The best laid plans of Mice and Men: Failing to plan, is planning to fail


Writing quality software for clients is difficult at the best of times. Planning a timeline, planning resources and making sure you have the skills to complete the job, along with a myriad of other things to worry about – If your company is a solution provider, not an integrator (a digital agency) you also have to factor in the end result, and expected return that the client will even get out of the project (the end game) before you even start. So the question is, with so many things that require careful planning, why do software development timelines always appear to carry less weight with management than projects in other mediums?

image I have recently had to work on a project where everything has been hard. Estimating a completion timeline has been hard(there was no solid one!). Architecting the solution for every possible foreseeable problem has been hard (lack of scope). Correctly assigning resources has been hard. We have also discovered many unforseen logic traps brought into the project along the development timeline that have extended the finish date.

The question has been why? And the answer has always been extraordinarily simple: Before i was brought onto the project, the project originally didn’t have a proper scope and had very little planning and little to no project management. No definitive estimate of hours was made. The project didn’t even have a complete list of required features when it started. Without going into too much detail this was mainly because what was being delivered had never been done before, and the ownership over the delivery was all but non-existent while it moved between a few hands. Regardless, it lead to complete madness.
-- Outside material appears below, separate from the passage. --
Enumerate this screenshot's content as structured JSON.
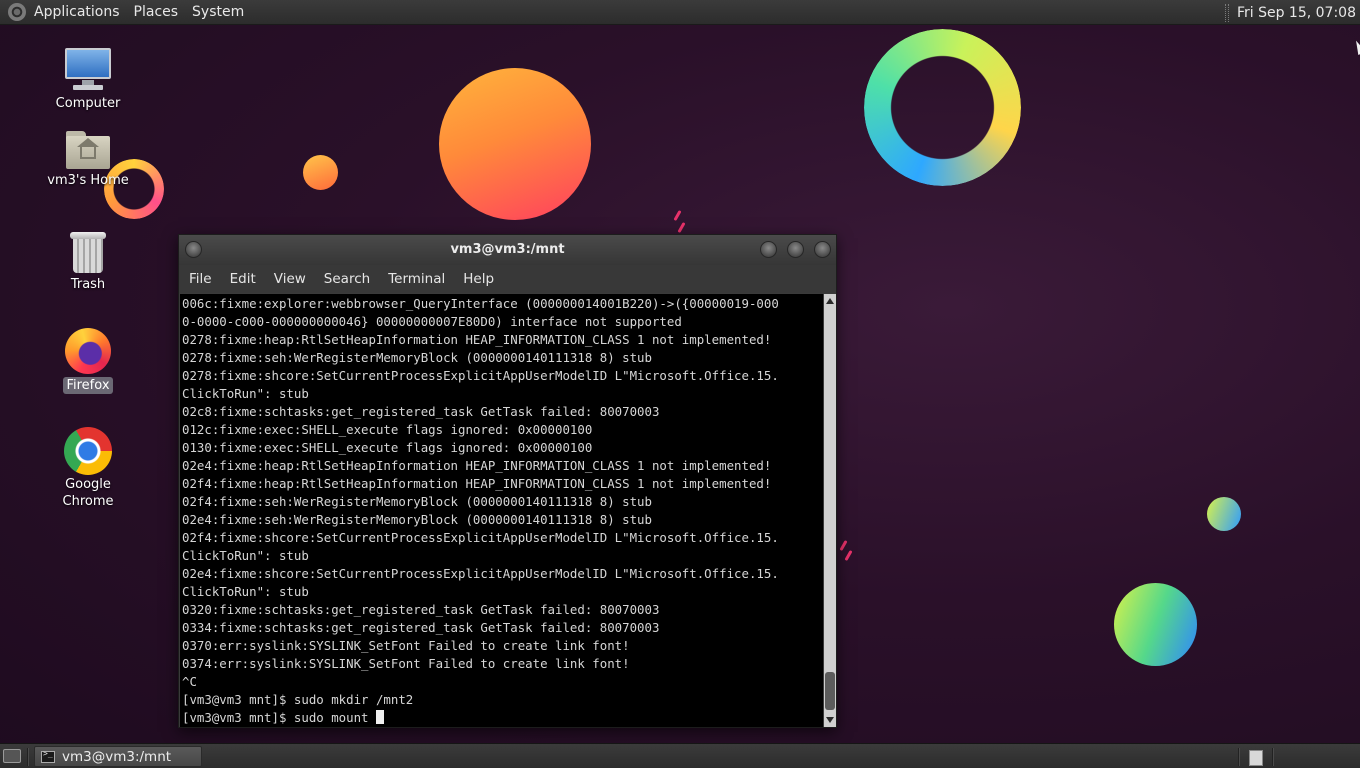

While this is nearly never the case – i have literally never been on a project that was managed this way, it did bring something to the fore that seemed far far more important than it had ever seemed in my mind. Writing software to accomplish a goal is one thing, but writing software without a definitive plan of an end product is bordering on insanity.

If you want to make a good product, that your clients will be happy with, without going broke in the process. You HAVE to properly plan a software project. Writing good software is like building a house. You lay the foundations early, with a plan on how big the house will be – how many bedrooms, how many bathrooms. You can then plan the build out and book the correct amount of builders based on this. If you set out to build a 2 bedroom shack and halfway through decide it is meant to be a 5 story condo, certain things simply won’t work out.

All the parts of a project weave so heavily into each other that bad planning and project management has far reaching affects that sometimes go un-noticed, or are assumed to be unrelated to this fact.

Working out a proper estimate of hours is one of the most important parts of this process, as it affects nearly everything after this point. Staff working hours/conditions. Profitability. Being able to stick to a Timeline. Everything. In order to have an estimate of hours, you need to have a complete scope of work. In order to have a complete scope of work you need good communication with the client on their applications’ use and purpose – otherwise you end up having massive scope creep that then affects the things mentioned above and it all becomes a vicious cycle.

Many things link back to this, and it can affect every part of a business. High staff turn over is also often not a sign of bad environment, but a sign of bad project management. If competent developers continually have to burn the mid night oil to complete their work, they will eventually leave and work somewhere else. It is that simple. Unless you’re working at a start up, chasing the carrot that is your stock options, not having a quality work/life balance often leads to resentment by employees. I have seen it many times and the software industry is renowned for it. Proper resource allocation and timeline can usually solve this.

Once a developer works more than a certain amount of hours a day, certain things start to happen to even the most seasoned at their trade. Like hospital interns working double shifts, overworked developers start to make mistakes. Logic starts to go out the window, and the quality of their workmanship suffers. People wanting to finish that last feature, simply want to finish it – they want to go home. This reflects poorly on both the solutions they architect and the speed at which they can decisively get themselves out of any problems they come across along the way. Often late night solutions are harder to maintain, brittle and less than stellar examples to be handed over to a fresh set of eyes the next morning.

If the project is harder to maintain and debug because of these late night caffeine fuelled coding adventures, this then has a domino affect on the budget, development timeline, and in the end your clients patronage and your businesses reputation.

Additionally, as anyone who has read the Mythical Man Month will all too well know, if you’re running behind, you simply can’t add team members mid-project and expect things to magically speed up. Assigning proper resources to a project has to be done at the start, if wanting a linear development schedule.

This is why with software/web development it is unlike other mediums: you can’t simply “get er done” like you can with TV, radio, print, and direct marketing. This whole situation becomes really dire when people managing this product life cycle don’t have everything in order before they start: They don’t plan enough.

So the question is: Why does it seem that most project managers that actually work in software are so behind the eight ball when it actually comes to properly planning and managing their software projects?